DANCE Conceptual art and minimalism are not usually associated with dance. Yet the terms frequently swam into consciousness at last weekend’s three choreographers program at Theater Artaud. Spare, rigorously crafted works by Hope Mohr, Molissa Fenley, and Yvonne Rainer made for an unusually satisfying evening of mostly pure dance. Mohr presented the program in the context of her company’s "third home season: three generations."
Rainer’s 1966 Trio A is a legendary work, originally performed by three dancers as part of Judson Church Dance’s revolutionary rethinking of the art form. It consists of a single, intricately structured, four-and-a-half minute dance phrase, presented impersonally and as evenly on keel as possible. As performed out of sync by Mohr and Robbie Cook, Trio A offered different perspectives on the same material. Watching it felt like observing two Rubik’s cubes in action, and it was totally involving.
In the second version, Trio A Pressured, Cook assumed the role of an obstacle trying to push Mohr, who was repeating the phrase, out of her single-minded commitment. He hopped in front of her, mirrored her movements, and acted like a mechanized clown. Although not that interesting in itself, it turned Mohr into something akin to a sleepwalker.
Hope turned the middle part of this so-very-welcome program over to Fenley, who has been making pristine, tightly built solos for more than 30 years. Mass Balance is her latest piece, designed for herself and a very long white pole.
Fenley moved little a couple of pawing step here, slight turns of positions there. Most noticeable were her hands: they are gnarled but strong, with fingers that curl like roots that have grown around a foreign object. By the end of Mass, the pole was no longer a stranger. As she quietly held it with an outstretched arm, it became an extension of her body even as she got ready but didn’t to let it go.
In her gray tunic and pants, Fenley had something of a priestess about her. Yet that thing in her hands talked a lot. It became a ballet barre, an oar, an offering, something that welcomed a caress, a challenge to be controlled, perhaps even wings. Even if you were not imagistically inclined, the beauty of Fenley’s reserve and her mastery over time and space were enough. I’m not even sure she needed Cenk Ergun’s electronic score.
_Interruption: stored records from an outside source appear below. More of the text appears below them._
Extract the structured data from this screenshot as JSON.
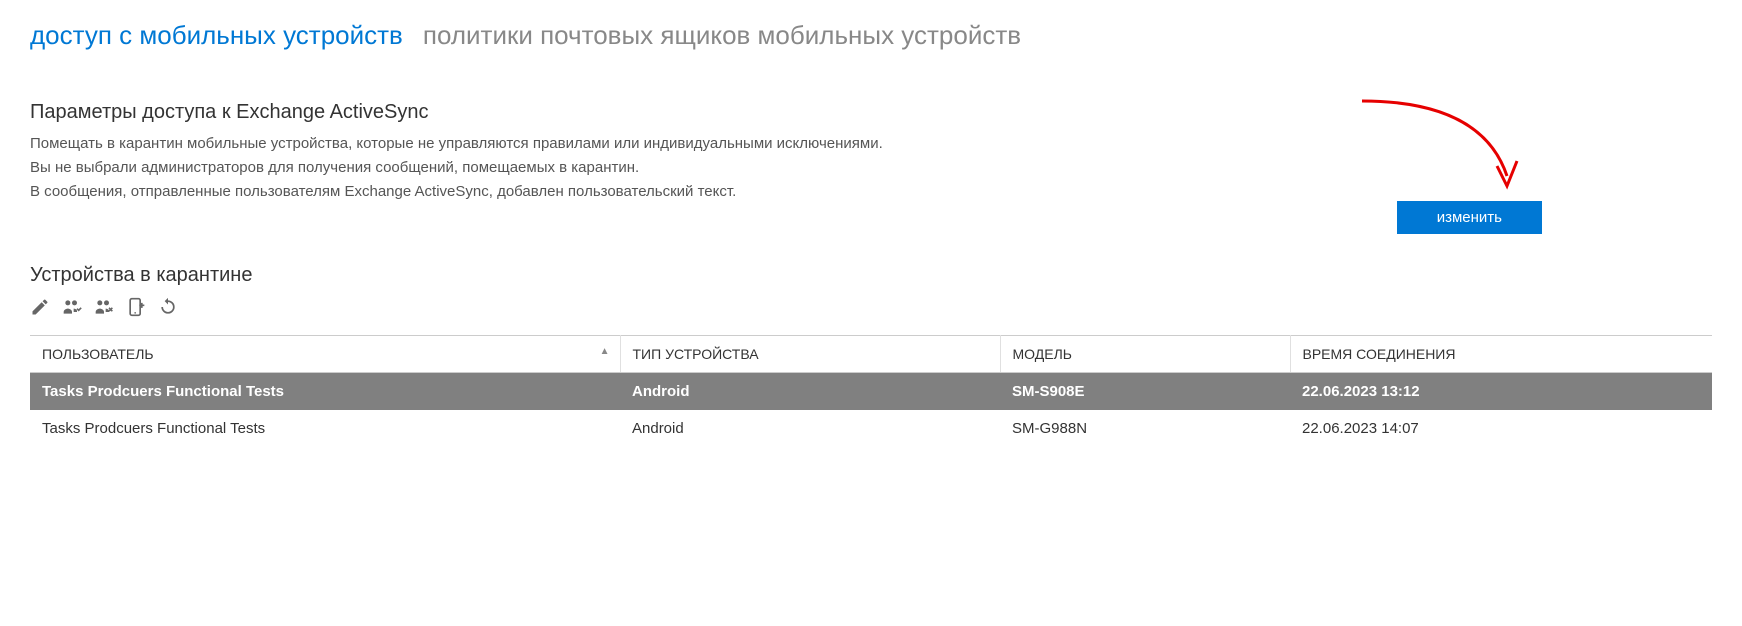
{
  "tabs": {
    "active": "доступ с мобильных устройств",
    "inactive": "политики почтовых ящиков мобильных устройств"
  },
  "settings": {
    "header": "Параметры доступа к Exchange ActiveSync",
    "line1": "Помещать в карантин мобильные устройства, которые не управляются правилами или индивидуальными исключениями.",
    "line2": "Вы не выбрали администраторов для получения сообщений, помещаемых в карантин.",
    "line3": "В сообщения, отправленные пользователям Exchange ActiveSync, добавлен пользовательский текст.",
    "edit_button": "изменить"
  },
  "quarantine": {
    "header": "Устройства в карантине",
    "columns": {
      "user": "ПОЛЬЗОВАТЕЛЬ",
      "type": "ТИП УСТРОЙСТВА",
      "model": "МОДЕЛЬ",
      "time": "ВРЕМЯ СОЕДИНЕНИЯ"
    },
    "rows": [
      {
        "user": "Tasks Prodcuers Functional Tests",
        "type": "Android",
        "model": "SM-S908E",
        "time": "22.06.2023 13:12",
        "selected": true
      },
      {
        "user": "Tasks Prodcuers Functional Tests",
        "type": "Android",
        "model": "SM-G988N",
        "time": "22.06.2023 14:07",
        "selected": false
      }
    ]
  }
}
Mohr named her new Far From Perfect accurately. This quintet is not perfect, but it’s very good her best work yet. Most satisfying was to see how carefully she shifted gears and opened the complex subject about the nature, and process, of making art into a contemplation of the pain human beings inflict on each other. These two subjects do not naturally go together, but Mohr made sense of the connection.
The first part, with its shifting relationships in which dancers constantly reconfigure space, was pure dance economical, linear, fluid. But small inconsistencies crept in. They were like the first raindrops you aren’t quite sure you felt. When Emily Hite quit the stage, we were left with two couples, and lightning struck. They kicked, threw, and imprisoned each other, tearing apart connections but also hugging until the tempest passed and one woman was left weeping.
The dancers (Hite, Laura Blakely, Derek Harris, Cameron Growden, and Tegan Schwab), the collaged music, and the text a compilation of Mohr’s writing and a poem by Brenda Hillman were excellent. At 50 minutes, Far can be tightened; it should be seen again.